-- WORK INSTRUCTIONS --
Go through the entries one line at a time, and gather every line that has the word "Expected".

Start of MATERIAL SHOWN

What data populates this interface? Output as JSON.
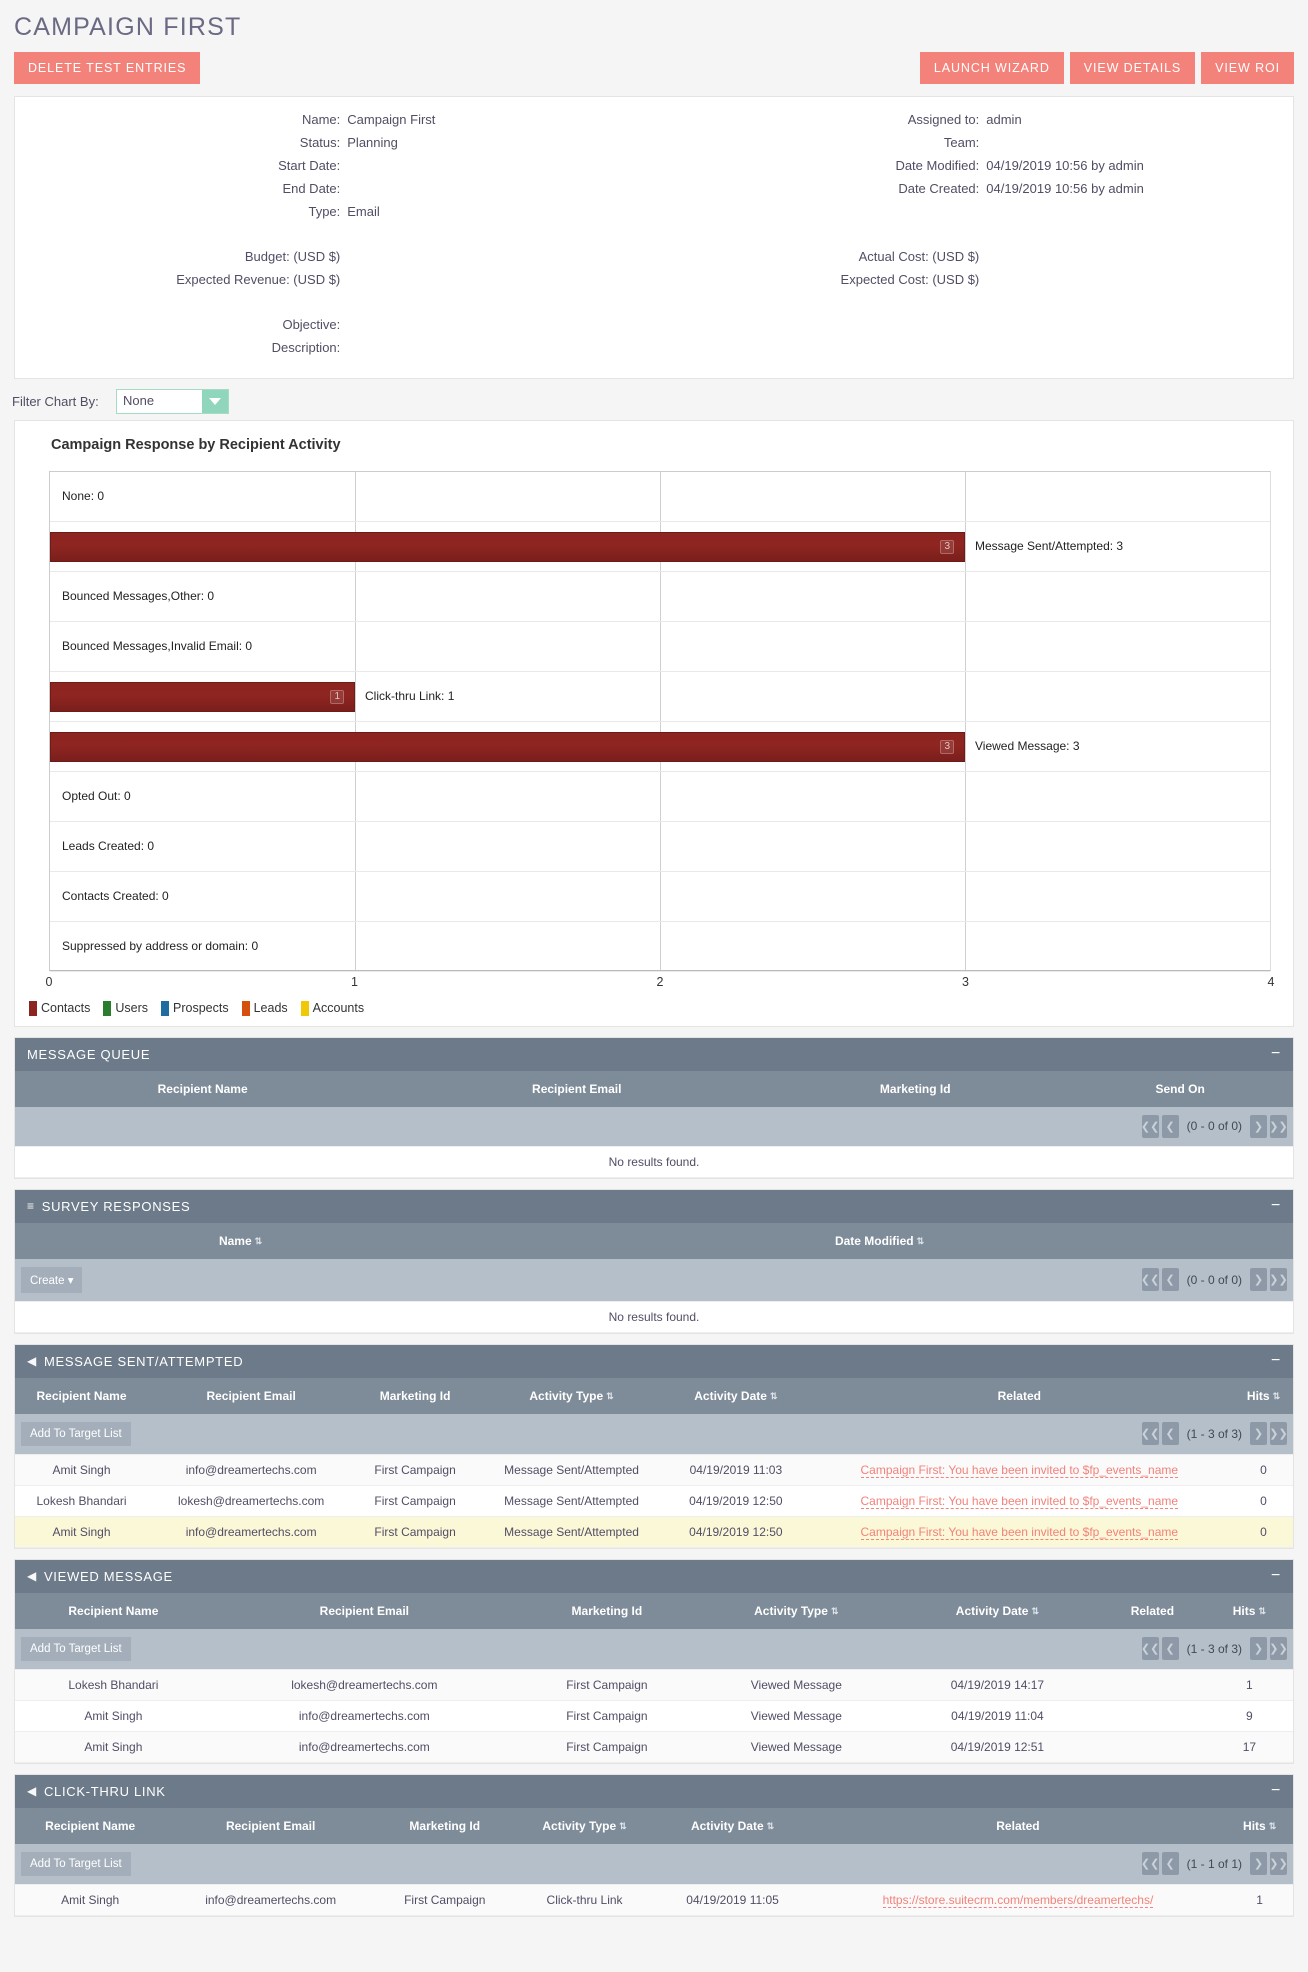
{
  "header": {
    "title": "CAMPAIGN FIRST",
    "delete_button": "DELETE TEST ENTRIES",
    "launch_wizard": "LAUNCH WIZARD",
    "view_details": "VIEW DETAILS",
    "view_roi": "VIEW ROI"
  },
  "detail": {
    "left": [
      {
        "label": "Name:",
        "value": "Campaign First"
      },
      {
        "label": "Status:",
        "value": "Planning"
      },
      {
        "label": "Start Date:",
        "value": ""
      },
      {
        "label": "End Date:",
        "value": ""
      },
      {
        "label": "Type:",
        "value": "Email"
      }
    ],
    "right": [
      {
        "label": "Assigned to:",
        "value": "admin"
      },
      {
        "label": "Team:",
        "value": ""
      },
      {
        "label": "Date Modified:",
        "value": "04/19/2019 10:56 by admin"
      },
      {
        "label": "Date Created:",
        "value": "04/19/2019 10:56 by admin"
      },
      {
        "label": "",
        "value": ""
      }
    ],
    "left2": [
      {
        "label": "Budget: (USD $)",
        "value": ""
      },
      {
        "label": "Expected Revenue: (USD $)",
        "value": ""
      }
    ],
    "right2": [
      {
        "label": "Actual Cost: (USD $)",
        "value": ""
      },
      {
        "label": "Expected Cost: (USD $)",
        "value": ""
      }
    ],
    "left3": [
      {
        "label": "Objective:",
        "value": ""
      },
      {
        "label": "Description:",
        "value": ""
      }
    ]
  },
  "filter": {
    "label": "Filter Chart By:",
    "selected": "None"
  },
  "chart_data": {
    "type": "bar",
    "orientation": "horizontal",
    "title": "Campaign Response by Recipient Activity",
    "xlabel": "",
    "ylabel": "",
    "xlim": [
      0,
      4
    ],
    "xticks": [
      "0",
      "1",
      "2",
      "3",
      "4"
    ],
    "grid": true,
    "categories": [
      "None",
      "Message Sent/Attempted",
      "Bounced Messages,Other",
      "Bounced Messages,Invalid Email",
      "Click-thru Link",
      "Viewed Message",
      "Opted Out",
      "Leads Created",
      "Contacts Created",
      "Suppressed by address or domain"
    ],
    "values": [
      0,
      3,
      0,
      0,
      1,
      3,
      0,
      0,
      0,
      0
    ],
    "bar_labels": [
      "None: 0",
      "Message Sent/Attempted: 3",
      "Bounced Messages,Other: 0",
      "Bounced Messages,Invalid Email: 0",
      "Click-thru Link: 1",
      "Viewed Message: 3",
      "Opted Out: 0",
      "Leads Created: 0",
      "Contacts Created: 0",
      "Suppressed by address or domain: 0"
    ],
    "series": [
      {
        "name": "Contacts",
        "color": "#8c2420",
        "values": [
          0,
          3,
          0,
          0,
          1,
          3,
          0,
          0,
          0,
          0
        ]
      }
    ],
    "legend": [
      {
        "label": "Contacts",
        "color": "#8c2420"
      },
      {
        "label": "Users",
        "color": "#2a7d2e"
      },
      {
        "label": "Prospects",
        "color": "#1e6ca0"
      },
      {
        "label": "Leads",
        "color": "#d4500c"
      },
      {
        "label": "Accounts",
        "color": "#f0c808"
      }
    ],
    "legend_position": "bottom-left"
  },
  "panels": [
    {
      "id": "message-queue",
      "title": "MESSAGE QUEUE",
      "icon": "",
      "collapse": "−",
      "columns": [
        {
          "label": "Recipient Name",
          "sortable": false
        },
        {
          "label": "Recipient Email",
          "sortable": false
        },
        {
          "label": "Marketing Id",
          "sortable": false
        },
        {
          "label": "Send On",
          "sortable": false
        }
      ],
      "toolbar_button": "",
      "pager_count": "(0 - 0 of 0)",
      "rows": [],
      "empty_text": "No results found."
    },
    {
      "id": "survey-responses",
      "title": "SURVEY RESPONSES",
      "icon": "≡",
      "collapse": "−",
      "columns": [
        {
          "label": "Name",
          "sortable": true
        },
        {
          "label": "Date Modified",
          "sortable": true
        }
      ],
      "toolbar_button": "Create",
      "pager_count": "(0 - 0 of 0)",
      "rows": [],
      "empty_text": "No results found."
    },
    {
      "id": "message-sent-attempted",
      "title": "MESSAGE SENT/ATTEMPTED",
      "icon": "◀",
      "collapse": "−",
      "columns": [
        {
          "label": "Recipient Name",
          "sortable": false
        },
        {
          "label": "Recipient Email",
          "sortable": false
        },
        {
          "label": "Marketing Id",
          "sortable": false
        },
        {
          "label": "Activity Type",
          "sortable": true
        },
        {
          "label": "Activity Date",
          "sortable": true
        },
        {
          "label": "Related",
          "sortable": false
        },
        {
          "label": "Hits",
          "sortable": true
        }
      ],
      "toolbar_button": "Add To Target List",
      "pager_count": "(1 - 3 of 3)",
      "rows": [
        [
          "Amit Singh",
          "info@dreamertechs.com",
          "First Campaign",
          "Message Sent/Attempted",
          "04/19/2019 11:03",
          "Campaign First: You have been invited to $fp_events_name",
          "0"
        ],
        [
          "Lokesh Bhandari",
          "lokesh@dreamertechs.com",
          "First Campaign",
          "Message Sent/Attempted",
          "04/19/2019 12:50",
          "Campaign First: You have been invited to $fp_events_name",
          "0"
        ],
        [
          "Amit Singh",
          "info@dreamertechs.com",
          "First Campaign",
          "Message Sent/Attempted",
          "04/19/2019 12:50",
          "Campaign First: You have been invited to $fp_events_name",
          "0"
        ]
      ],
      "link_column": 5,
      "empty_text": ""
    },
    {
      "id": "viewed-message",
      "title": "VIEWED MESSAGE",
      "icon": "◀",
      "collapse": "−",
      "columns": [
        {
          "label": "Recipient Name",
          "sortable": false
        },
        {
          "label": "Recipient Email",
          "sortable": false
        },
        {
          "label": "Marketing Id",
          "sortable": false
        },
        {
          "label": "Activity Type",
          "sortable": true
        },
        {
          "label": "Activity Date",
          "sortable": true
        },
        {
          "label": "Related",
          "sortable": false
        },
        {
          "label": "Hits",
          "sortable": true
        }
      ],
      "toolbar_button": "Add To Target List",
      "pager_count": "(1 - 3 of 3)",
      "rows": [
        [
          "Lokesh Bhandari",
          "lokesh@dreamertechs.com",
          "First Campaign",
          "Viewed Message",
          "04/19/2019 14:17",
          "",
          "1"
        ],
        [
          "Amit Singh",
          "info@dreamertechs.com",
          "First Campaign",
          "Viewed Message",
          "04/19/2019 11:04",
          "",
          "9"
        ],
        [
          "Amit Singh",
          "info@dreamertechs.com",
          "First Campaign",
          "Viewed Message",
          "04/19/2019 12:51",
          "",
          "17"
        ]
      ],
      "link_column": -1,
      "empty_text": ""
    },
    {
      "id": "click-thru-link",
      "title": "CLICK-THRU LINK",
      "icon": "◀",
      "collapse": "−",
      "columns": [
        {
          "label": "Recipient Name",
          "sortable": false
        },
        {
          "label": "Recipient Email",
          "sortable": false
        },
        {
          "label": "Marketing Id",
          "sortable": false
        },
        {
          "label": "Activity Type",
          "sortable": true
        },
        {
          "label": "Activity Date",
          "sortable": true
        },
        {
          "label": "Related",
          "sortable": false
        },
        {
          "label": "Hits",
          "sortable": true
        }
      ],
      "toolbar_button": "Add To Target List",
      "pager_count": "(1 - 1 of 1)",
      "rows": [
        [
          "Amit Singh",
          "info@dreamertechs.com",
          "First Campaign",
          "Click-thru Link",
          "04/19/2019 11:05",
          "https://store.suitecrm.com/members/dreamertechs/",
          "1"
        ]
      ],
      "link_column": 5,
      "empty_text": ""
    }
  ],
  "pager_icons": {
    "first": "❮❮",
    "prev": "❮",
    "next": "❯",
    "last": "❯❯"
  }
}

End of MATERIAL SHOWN

-- COMPLETED TASK --
        "label": "Expected Revenue: (USD $)",
        "label": "Expected Cost: (USD $)",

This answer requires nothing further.